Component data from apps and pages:
[Start of Attachment]
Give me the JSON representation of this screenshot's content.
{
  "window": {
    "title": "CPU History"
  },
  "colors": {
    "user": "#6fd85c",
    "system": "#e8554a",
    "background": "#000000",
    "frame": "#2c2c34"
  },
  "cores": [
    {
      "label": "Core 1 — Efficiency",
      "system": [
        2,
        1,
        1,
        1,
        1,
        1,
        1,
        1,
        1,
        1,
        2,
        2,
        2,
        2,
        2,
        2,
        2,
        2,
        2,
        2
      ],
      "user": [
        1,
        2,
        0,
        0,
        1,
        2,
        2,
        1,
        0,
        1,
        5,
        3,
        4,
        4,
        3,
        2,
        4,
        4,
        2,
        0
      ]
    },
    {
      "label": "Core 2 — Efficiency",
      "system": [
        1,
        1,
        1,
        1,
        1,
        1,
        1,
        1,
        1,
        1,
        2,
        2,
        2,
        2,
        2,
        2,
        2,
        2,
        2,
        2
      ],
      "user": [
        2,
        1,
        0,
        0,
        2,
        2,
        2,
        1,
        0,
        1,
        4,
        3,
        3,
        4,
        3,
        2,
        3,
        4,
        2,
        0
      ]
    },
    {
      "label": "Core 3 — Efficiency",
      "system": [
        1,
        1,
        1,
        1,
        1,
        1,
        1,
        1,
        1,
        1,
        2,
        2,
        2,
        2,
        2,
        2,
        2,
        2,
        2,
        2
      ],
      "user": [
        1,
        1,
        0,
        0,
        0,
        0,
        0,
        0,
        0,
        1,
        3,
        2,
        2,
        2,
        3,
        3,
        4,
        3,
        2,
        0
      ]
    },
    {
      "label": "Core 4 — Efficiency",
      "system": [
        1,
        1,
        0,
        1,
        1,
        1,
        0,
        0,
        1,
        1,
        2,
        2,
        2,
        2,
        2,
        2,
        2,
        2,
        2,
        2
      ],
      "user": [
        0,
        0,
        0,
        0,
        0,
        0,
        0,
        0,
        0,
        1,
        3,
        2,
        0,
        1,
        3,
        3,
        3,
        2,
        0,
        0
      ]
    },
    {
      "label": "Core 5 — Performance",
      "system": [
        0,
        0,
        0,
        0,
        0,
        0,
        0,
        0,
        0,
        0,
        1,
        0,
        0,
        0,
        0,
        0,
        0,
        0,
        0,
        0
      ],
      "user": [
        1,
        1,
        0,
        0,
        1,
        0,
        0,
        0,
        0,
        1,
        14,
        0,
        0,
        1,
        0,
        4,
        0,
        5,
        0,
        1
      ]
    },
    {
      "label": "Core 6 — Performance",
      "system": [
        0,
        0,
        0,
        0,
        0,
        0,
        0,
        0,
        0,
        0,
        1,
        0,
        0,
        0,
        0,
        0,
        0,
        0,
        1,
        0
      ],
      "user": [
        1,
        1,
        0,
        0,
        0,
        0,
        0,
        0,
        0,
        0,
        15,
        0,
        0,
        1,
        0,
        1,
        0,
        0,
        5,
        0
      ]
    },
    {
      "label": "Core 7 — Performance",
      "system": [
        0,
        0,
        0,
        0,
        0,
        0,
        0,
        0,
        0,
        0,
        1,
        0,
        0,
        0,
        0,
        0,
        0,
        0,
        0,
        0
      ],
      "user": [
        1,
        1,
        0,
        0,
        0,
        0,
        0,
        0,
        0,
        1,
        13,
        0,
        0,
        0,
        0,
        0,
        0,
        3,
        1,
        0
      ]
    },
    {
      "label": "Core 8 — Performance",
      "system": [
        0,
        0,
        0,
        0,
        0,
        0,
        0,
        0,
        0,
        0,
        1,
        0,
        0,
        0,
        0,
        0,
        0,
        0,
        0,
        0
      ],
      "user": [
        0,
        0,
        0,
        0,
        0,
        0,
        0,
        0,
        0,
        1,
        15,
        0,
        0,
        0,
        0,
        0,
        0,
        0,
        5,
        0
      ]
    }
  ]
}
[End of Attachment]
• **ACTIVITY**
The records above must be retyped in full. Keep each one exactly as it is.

• **EXERCISE RESULT**
Give me the JSON representation of this screenshot's content.
{
  "window": {
    "title": "CPU History"
  },
  "colors": {
    "user": "#6fd85c",
    "system": "#e8554a",
    "background": "#000000",
    "frame": "#2c2c34"
  },
  "cores": [
    {
      "label": "Core 1 — Efficiency",
      "system": [
        2,
        1,
        1,
        1,
        1,
        1,
        1,
        1,
        1,
        1,
        2,
        2,
        2,
        2,
        2,
        2,
        2,
        2,
        2,
        2
      ],
      "user": [
        1,
        2,
        0,
        0,
        1,
        2,
        2,
        1,
        0,
        1,
        5,
        3,
        4,
        4,
        3,
        2,
        4,
        4,
        2,
        0
      ]
    },
    {
      "label": "Core 2 — Efficiency",
      "system": [
        1,
        1,
        1,
        1,
        1,
        1,
        1,
        1,
        1,
        1,
        2,
        2,
        2,
        2,
        2,
        2,
        2,
        2,
        2,
        2
      ],
      "user": [
        2,
        1,
        0,
        0,
        2,
        2,
        2,
        1,
        0,
        1,
        4,
        3,
        3,
        4,
        3,
        2,
        3,
        4,
        2,
        0
      ]
    },
    {
      "label": "Core 3 — Efficiency",
      "system": [
        1,
        1,
        1,
        1,
        1,
        1,
        1,
        1,
        1,
        1,
        2,
        2,
        2,
        2,
        2,
        2,
        2,
        2,
        2,
        2
      ],
      "user": [
        1,
        1,
        0,
        0,
        0,
        0,
        0,
        0,
        0,
        1,
        3,
        2,
        2,
        2,
        3,
        3,
        4,
        3,
        2,
        0
      ]
    },
    {
      "label": "Core 4 — Efficiency",
      "system": [
        1,
        1,
        0,
        1,
        1,
        1,
        0,
        0,
        1,
        1,
        2,
        2,
        2,
        2,
        2,
        2,
        2,
        2,
        2,
        2
      ],
      "user": [
        0,
        0,
        0,
        0,
        0,
        0,
        0,
        0,
        0,
        1,
        3,
        2,
        0,
        1,
        3,
        3,
        3,
        2,
        0,
        0
      ]
    },
    {
      "label": "Core 5 — Performance",
      "system": [
        0,
        0,
        0,
        0,
        0,
        0,
        0,
        0,
        0,
        0,
        1,
        0,
        0,
        0,
        0,
        0,
        0,
        0,
        0,
        0
      ],
      "user": [
        1,
        1,
        0,
        0,
        1,
        0,
        0,
        0,
        0,
        1,
        14,
        0,
        0,
        1,
        0,
        4,
        0,
        5,
        0,
        1
      ]
    },
    {
      "label": "Core 6 — Performance",
      "system": [
        0,
        0,
        0,
        0,
        0,
        0,
        0,
        0,
        0,
        0,
        1,
        0,
        0,
        0,
        0,
        0,
        0,
        0,
        1,
        0
      ],
      "user": [
        1,
        1,
        0,
        0,
        0,
        0,
        0,
        0,
        0,
        0,
        15,
        0,
        0,
        1,
        0,
        1,
        0,
        0,
        5,
        0
      ]
    },
    {
      "label": "Core 7 — Performance",
      "system": [
        0,
        0,
        0,
        0,
        0,
        0,
        0,
        0,
        0,
        0,
        1,
        0,
        0,
        0,
        0,
        0,
        0,
        0,
        0,
        0
      ],
      "user": [
        1,
        1,
        0,
        0,
        0,
        0,
        0,
        0,
        0,
        1,
        13,
        0,
        0,
        0,
        0,
        0,
        0,
        3,
        1,
        0
      ]
    },
    {
      "label": "Core 8 — Performance",
      "system": [
        0,
        0,
        0,
        0,
        0,
        0,
        0,
        0,
        0,
        0,
        1,
        0,
        0,
        0,
        0,
        0,
        0,
        0,
        0,
        0
      ],
      "user": [
        0,
        0,
        0,
        0,
        0,
        0,
        0,
        0,
        0,
        1,
        15,
        0,
        0,
        0,
        0,
        0,
        0,
        0,
        5,
        0
      ]
    }
  ]
}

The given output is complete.